**Task objective:** From the entries below, gather every line containing the string "Yard".

**Given records:**
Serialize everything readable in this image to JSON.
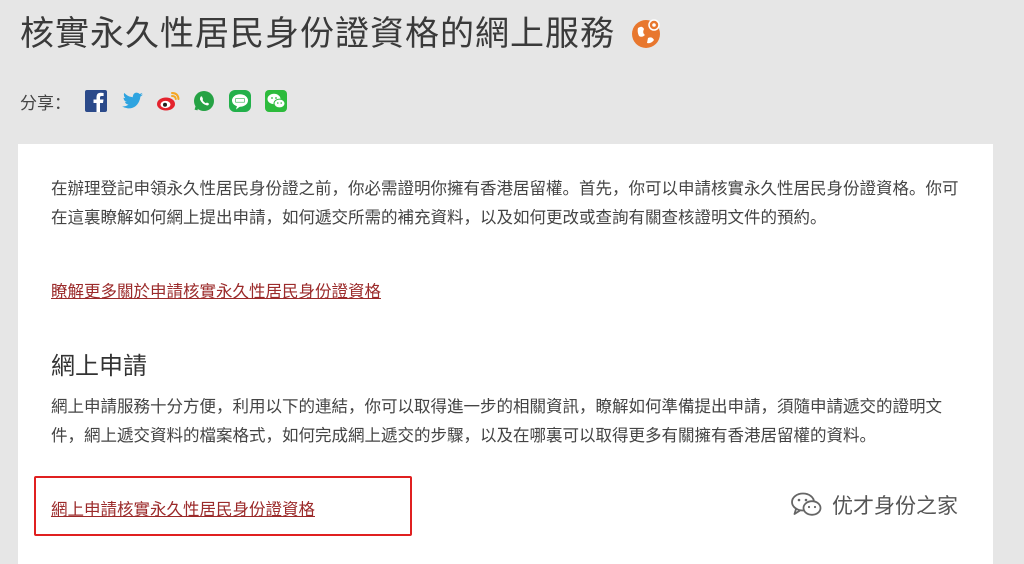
{
  "page": {
    "title": "核實永久性居民身份證資格的網上服務"
  },
  "share": {
    "label": "分享：",
    "icons": [
      "facebook-icon",
      "twitter-icon",
      "weibo-icon",
      "whatsapp-icon",
      "line-icon",
      "wechat-icon"
    ]
  },
  "intro": {
    "text": "在辦理登記申領永久性居民身份證之前，你必需證明你擁有香港居留權。首先，你可以申請核實永久性居民身份證資格。你可在這裏瞭解如何網上提出申請，如何遞交所需的補充資料，以及如何更改或查詢有關查核證明文件的預約。",
    "link": "瞭解更多關於申請核實永久性居民身份證資格"
  },
  "online": {
    "heading": "網上申請",
    "text": "網上申請服務十分方便，利用以下的連結，你可以取得進一步的相關資訊，瞭解如何準備提出申請，須隨申請遞交的證明文件，網上遞交資料的檔案格式，如何完成網上遞交的步驟，以及在哪裏可以取得更多有關擁有香港居留權的資料。",
    "link": "網上申請核實永久性居民身份證資格"
  },
  "watermark": {
    "text": "优才身份之家"
  },
  "colors": {
    "background": "#e6e6e6",
    "card": "#ffffff",
    "link": "#9b2a2a",
    "highlight": "#e02020",
    "title_icon": "#e8772e"
  }
}
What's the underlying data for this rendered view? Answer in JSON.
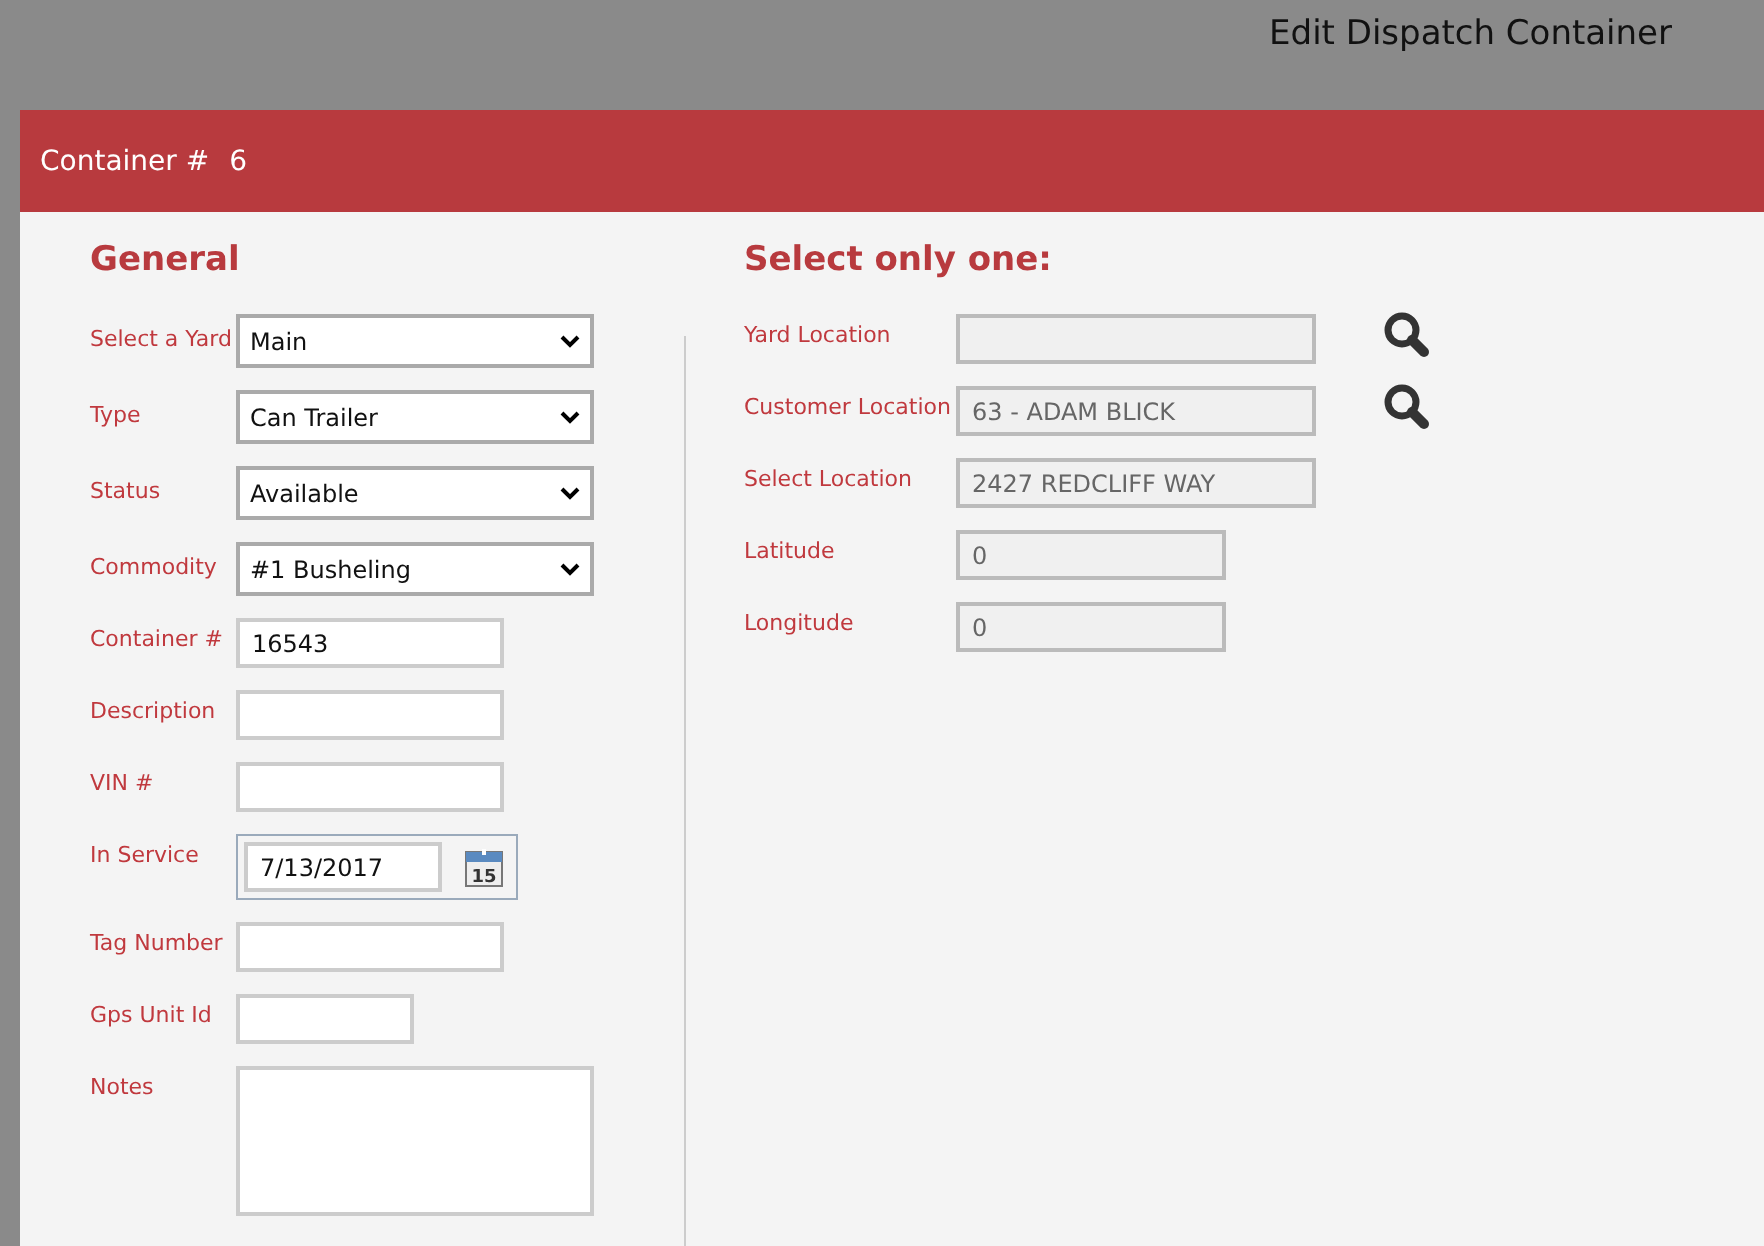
{
  "window": {
    "title": "Edit Dispatch Container"
  },
  "header": {
    "label": "Container #",
    "value": "6"
  },
  "general": {
    "title": "General",
    "fields": [
      {
        "label": "Select a Yard",
        "kind": "select",
        "value": "Main"
      },
      {
        "label": "Type",
        "kind": "select",
        "value": "Can Trailer"
      },
      {
        "label": "Status",
        "kind": "select",
        "value": "Available"
      },
      {
        "label": "Commodity",
        "kind": "select",
        "value": "#1 Busheling"
      },
      {
        "label": "Container #",
        "kind": "text",
        "value": "16543"
      },
      {
        "label": "Description",
        "kind": "text"
      },
      {
        "label": "VIN #",
        "kind": "text"
      },
      {
        "label": "In Service",
        "kind": "date",
        "value": "7/13/2017",
        "calendar_day": "15"
      },
      {
        "label": "Tag Number",
        "kind": "text"
      },
      {
        "label": "Gps Unit Id",
        "kind": "short-text"
      },
      {
        "label": "Notes",
        "kind": "textarea"
      }
    ]
  },
  "location": {
    "title": "Select only one:",
    "fields": [
      {
        "label": "Yard Location",
        "kind": "lookup",
        "disabled": true
      },
      {
        "label": "Customer Location",
        "kind": "lookup",
        "value": "63 - ADAM BLICK",
        "disabled": true
      },
      {
        "label": "Select Location",
        "kind": "text",
        "value": "2427 REDCLIFF WAY",
        "disabled": true
      },
      {
        "label": "Latitude",
        "kind": "short-text",
        "value": "0",
        "disabled": true
      },
      {
        "label": "Longitude",
        "kind": "short-text",
        "value": "0",
        "disabled": true
      }
    ]
  }
}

**Answer to this task:**
        "label": "Select a Yard",
        "label": "Yard Location",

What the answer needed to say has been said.